New-look defense? Torbush supports direction, potential changes with Kansas football ‘D’

Kansas defensive end Toben Opurum hits the sled during football practice on Monday, April 18, 2011 at the practice fields near Memorial Stadium.

Kansas defensive end Toben Opurum hits the sled during football practice on Monday, April 18, 2011 at the practice fields near Memorial Stadium.

Though he won’t be around to see it, former Kansas University defensive coordinator Carl Torbush said in no uncertain terms at his retirement news conference that the KU football defense was a unit on the rise.

“There’s no doubt, athletically, we’re better now than we were last year,” said Torbush, 59, who stepped down May 31 to focus on his upcoming battle with prostate cancer. “We’ve got more depth here than we’ve had before. We’re faster than we were before.”

And now, with cornerbacks coach Vic Shealy being promoted to defensive coordinator and defensive line coach Buddy Wyatt bumped up to co-coordinator, the Jayhawks appear to be headed toward a slight change in the way they play defense.

Along with head coach Turner Gill, Shealy and Wyatt made sure to emphasize that the foundation for what KU would do on defense was in place, thanks to Torbush.

“Even though it’s been a short term here, it’s been a really important term,” Gill said of Torbush’s one year with the program. “I appreciate what he’s all about, and I know that he’s a person that’s going to continue to have KU in his heart and in his mind.”

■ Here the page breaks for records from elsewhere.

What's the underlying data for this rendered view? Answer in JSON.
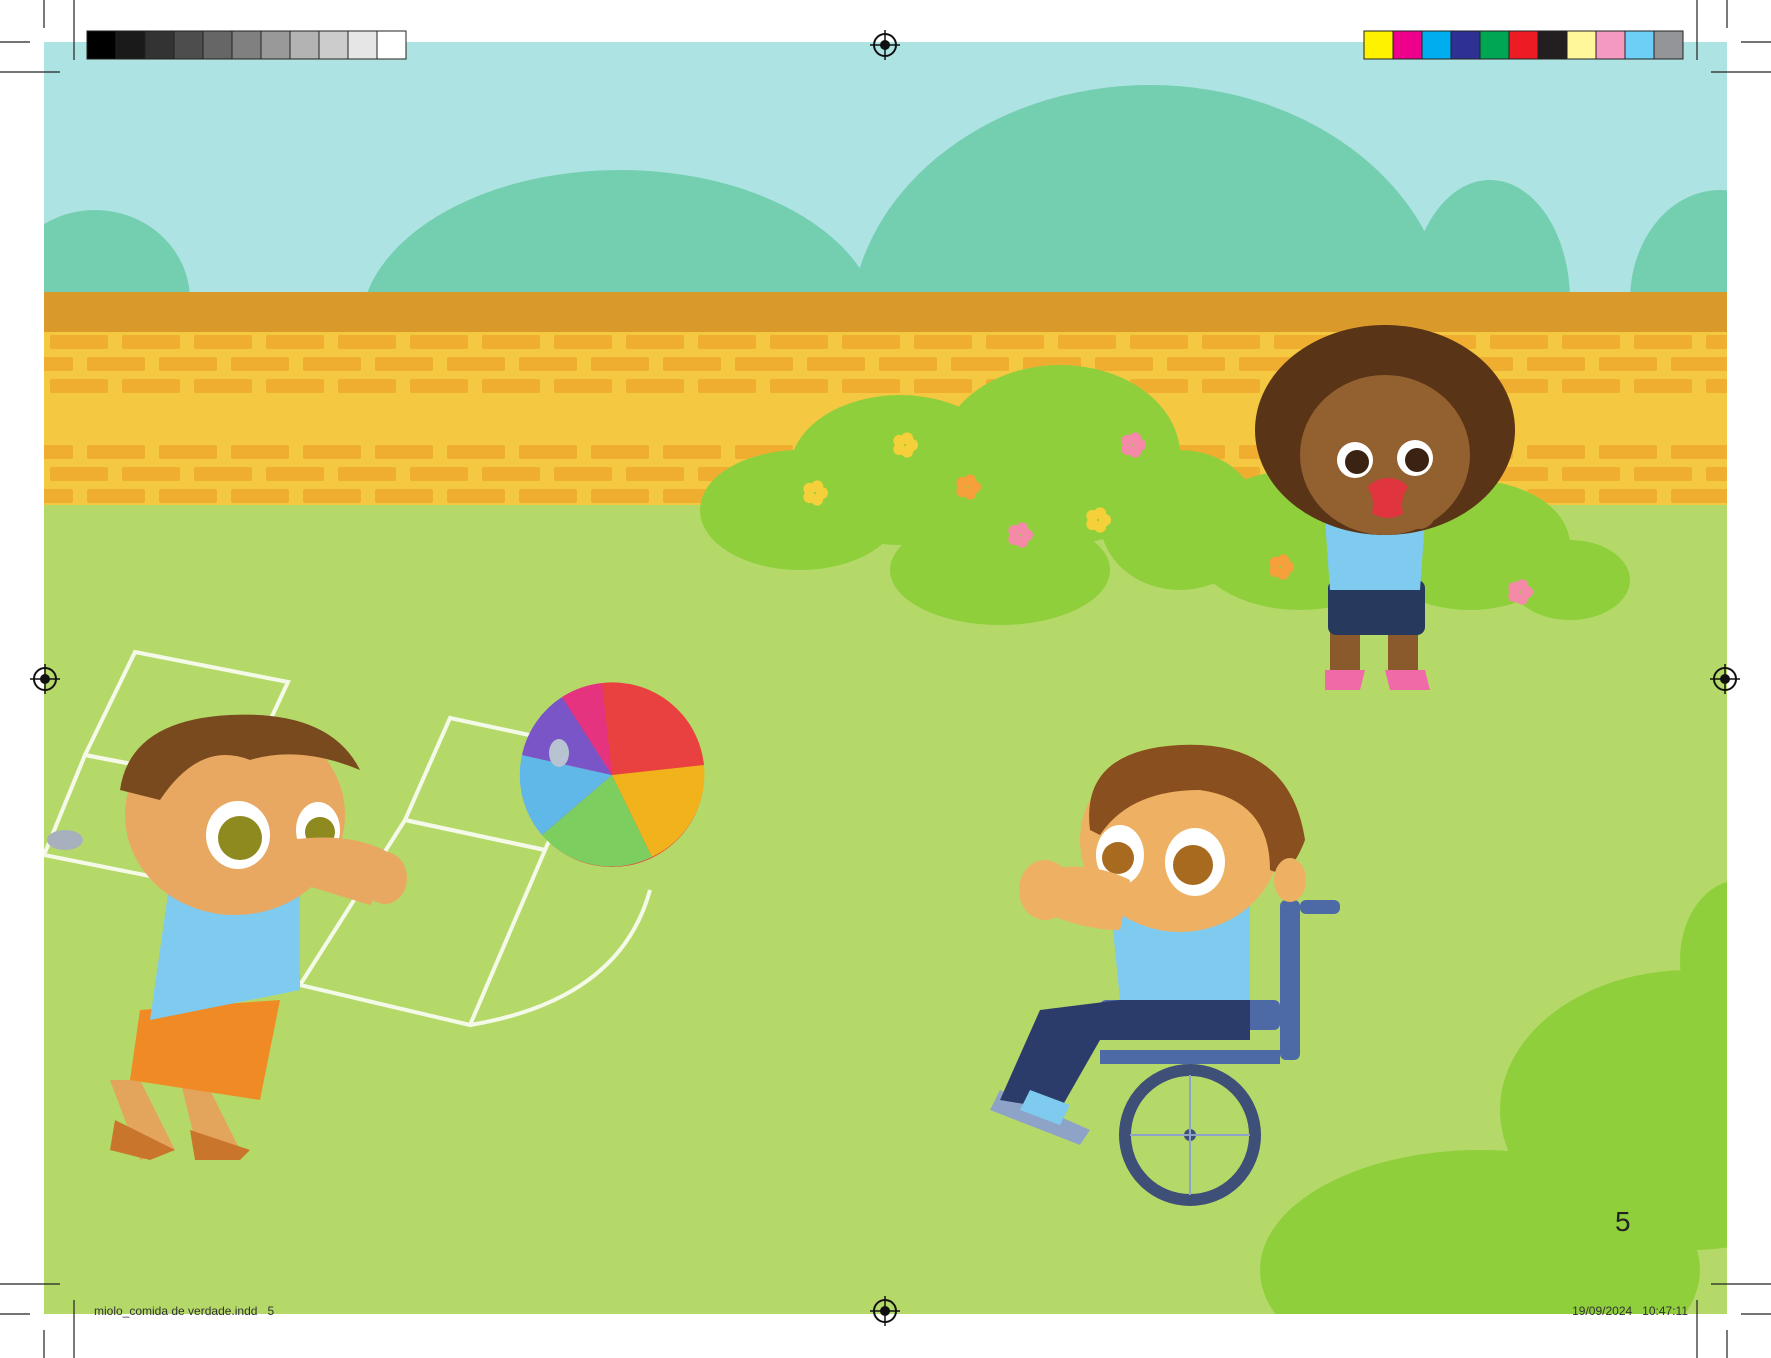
{
  "page": {
    "number": "5",
    "slug_file": "miolo_comida de verdade.indd   5",
    "slug_timestamp": "19/09/2024   10:47:11"
  },
  "print_marks": {
    "gray_swatches": [
      "#000000",
      "#1a1a1a",
      "#333333",
      "#4d4d4d",
      "#666666",
      "#808080",
      "#999999",
      "#b3b3b3",
      "#cccccc",
      "#e6e6e6",
      "#ffffff"
    ],
    "color_swatches": [
      "#fff200",
      "#ec008c",
      "#00aeef",
      "#2e3192",
      "#00a651",
      "#ed1c24",
      "#231f20",
      "#fff799",
      "#f49ac1",
      "#6dcff6",
      "#939598"
    ]
  },
  "palette": {
    "sky": "#aee3e3",
    "hills": "#74cfb0",
    "wall_top": "#d99a2b",
    "brick": "#f5c842",
    "brick_dark": "#efa92e",
    "grass": "#b5d968",
    "bush": "#8fcf3c",
    "shirt": "#7ecbef"
  },
  "illustration": {
    "ball_colors": [
      "#e94040",
      "#f2b21b",
      "#7ccf5f",
      "#5fb8e8",
      "#7a55c8",
      "#e6337f"
    ]
  }
}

Now it’s time for the fine-tuning.

The early word out of KU’s camp is that Shealy and Wyatt will coach pressure defense and strive to create havoc for opposing offenses. There’s even been talk of switching the base package from a 4-3 to a 3-4, a move that would allow KU to put more linebackers on the field and better utilize the speed it brought in at that position. That’s about as detailed as the group got about any upcoming philosophical shifts.

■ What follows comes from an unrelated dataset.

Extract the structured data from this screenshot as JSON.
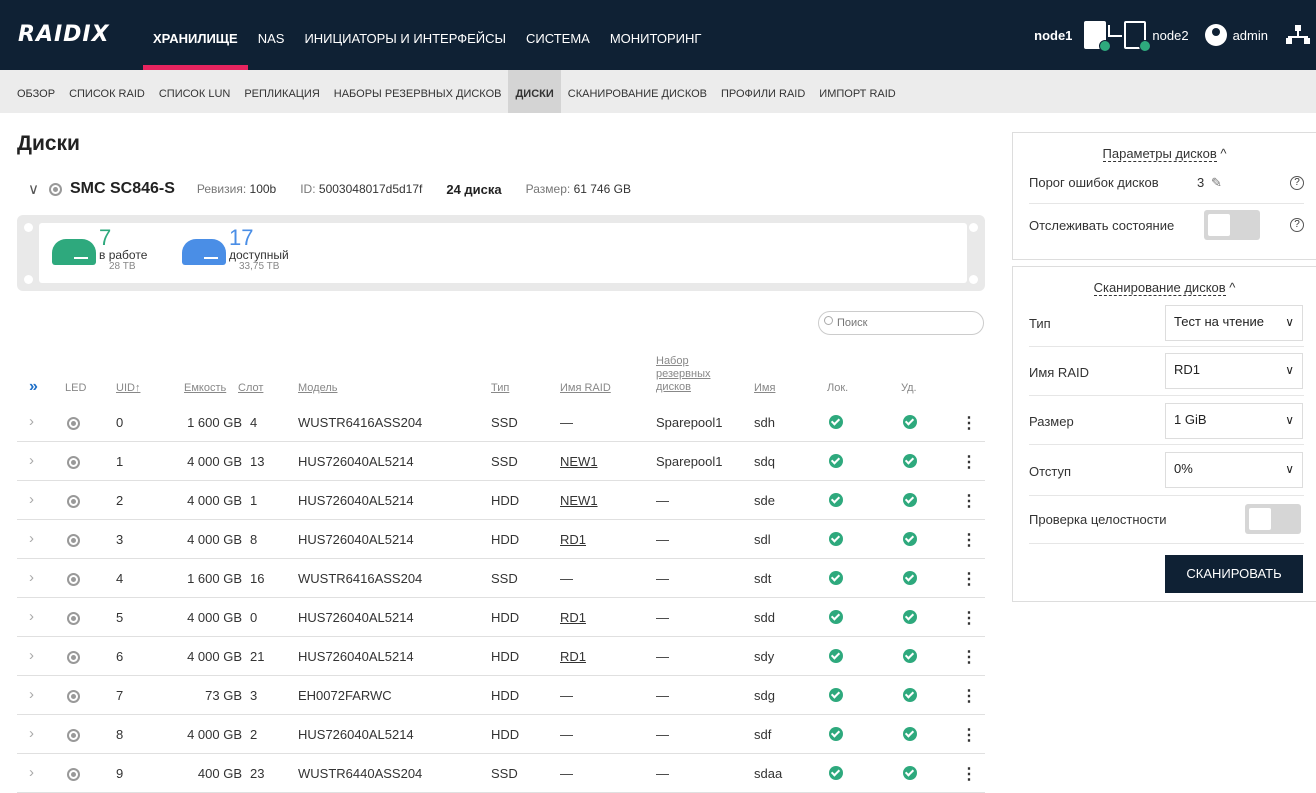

“I think you’ll see some changes,” Shealy said. “Inevitably, it’s going to happen when you get a different personality. There are many ways to skin a cat, and football is no different. I would rather not get too much into the scheme stuff because we would like to have some surprises out there in that first game or two.”

Added Gill: “We’re gonna do some things maybe just slightly different than we’ve done in the past, but it’s not gonna be a whole lot.”

Throughout the offseason, Torbush talked about improving the defense with better speed and better depth. On his way out, he continued to stress the importance of those elements while also touting how much a year of experience would help this year’s defense.

“There’s no question that will help them be better this year,” he said. “The more battle-tested you get and the experience that you gain, you can’t replace that.”

Torbush also was happy to give his endorsement to KU’s new defensive bosses.

“I have no doubt that the defense will be in great hands with Vic,” Torbush said. “I’ve known Vic a long, long time. He’s a tremendous football coach, he’s got great knowledge and will be a great leader of men. I’ve been around coach Wyatt for a number of years and he’s been around some great football coaches. I don’t have any doubt that he’ll be a great defensive coordinator, as well.”

Torbush continued: “This program’s not gonna miss a beat. It’s just a situation right now that I feel like I need to move on with my life. I’ll never forget my time here. I’ve been at some great universities. Academically, it’s a great school. Athletically, it’s a great school. It’s got great tradition, great coaching staff, great facilities. They’ve got everything that needs to be here to have a chance to succeed.”